The Supplemental Nutrition Assistance Program (SNAP) provides monthly benefits to help low-income individuals afford healthier food. In an average month in 2012 – the most recent data available – more than 4 million Americans age 60 or older participated in SNAP, with an average monthly benefit of $119 for those living alone. With at least 1 in 11 seniors (aged 65 or older) struggling against hunger, increasing access to SNAP can make a huge difference for millions of households with limited resources.
“SNAP is proven to fight hunger and improve health, but eligible older Americans are significantly less likely to participate in the program than members of other demographic groups,” said FRAC President Jim Weill. “Many factors contribute to this low participation rate, from barriers related to mobility, unfamiliarity with technology, and concern about stigma, to widespread myths about how the program works and who can qualify. This toolkit from FRAC and AARP Foundation aims to erase these misconceptions, and provide organizations with the tools they need to end senior hunger.”
“Nearly 9 million people age 50+ are threatened by hunger every day,” said AARP Foundation President Lisa Marsh Ryerson. “We are thrilled to be a part of the new toolkit that extends SNAP benefits to those eligible, in an easy-to-use digital format. Not only does SNAP help low-income people eat healthier, more nutritious food, SNAP also benefits the economy. Every $5 in new SNAP benefits generates $9 – nearly twice as much – in total economic activity in the community.”
Closing the participation gap is incredibly important for the fight against hunger, but it also would go a long way to improving seniors’ health and well-being. Food-insecure seniors are 2.33 times more likely to report fair or poor health status. Hunger increases disability, decreases resistance to infection, and extends hospital stays. Moreover, many medications need to be taken with food to ensure their effectiveness. Too many seniors skip meals in order to purchase medication, only to see the “take with food” label on the prescription bottle. Improving access to SNAP would give seniors the resources they need for healthier lives.
The toolkit aims to do just that. It walks through the basics of SNAP, and then provides practical resources to help organizations craft successful programs of education, outreach, and application assistance. It includes real examples of collateral and messages that have worked in communities across the nation, and offers strategies on how to measure success.

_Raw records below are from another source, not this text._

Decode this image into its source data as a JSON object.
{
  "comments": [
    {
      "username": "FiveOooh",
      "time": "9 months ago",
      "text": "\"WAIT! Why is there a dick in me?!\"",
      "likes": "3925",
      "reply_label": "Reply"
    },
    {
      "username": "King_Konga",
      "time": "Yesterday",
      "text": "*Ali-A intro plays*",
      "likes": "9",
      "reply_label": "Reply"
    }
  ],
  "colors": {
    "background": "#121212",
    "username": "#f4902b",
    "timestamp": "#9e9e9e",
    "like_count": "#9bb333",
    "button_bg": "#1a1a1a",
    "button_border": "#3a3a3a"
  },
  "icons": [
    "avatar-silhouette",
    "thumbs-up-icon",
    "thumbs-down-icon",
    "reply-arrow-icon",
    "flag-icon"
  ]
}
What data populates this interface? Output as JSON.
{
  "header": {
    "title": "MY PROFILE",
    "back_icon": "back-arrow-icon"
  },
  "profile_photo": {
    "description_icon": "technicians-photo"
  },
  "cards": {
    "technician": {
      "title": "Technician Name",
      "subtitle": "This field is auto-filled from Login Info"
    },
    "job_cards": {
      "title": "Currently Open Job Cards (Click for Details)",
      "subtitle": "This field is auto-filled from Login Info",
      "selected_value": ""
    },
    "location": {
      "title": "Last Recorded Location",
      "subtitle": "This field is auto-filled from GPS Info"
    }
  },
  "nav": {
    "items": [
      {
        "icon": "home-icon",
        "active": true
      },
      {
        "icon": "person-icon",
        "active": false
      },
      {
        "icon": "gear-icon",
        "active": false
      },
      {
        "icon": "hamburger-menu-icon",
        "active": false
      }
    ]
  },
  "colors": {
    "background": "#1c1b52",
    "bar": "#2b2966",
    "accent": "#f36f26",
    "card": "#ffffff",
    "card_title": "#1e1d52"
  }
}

“Combating Food Insecurity: Tools for Helping Older Americans Access SNAP” is one more step forward in preventing food insecurity and promoting economic stability and health for vulnerable older adults, and another step in the AARP Foundation and FRAC joint effort to provide real solutions for real problems.
The toolkit is available online.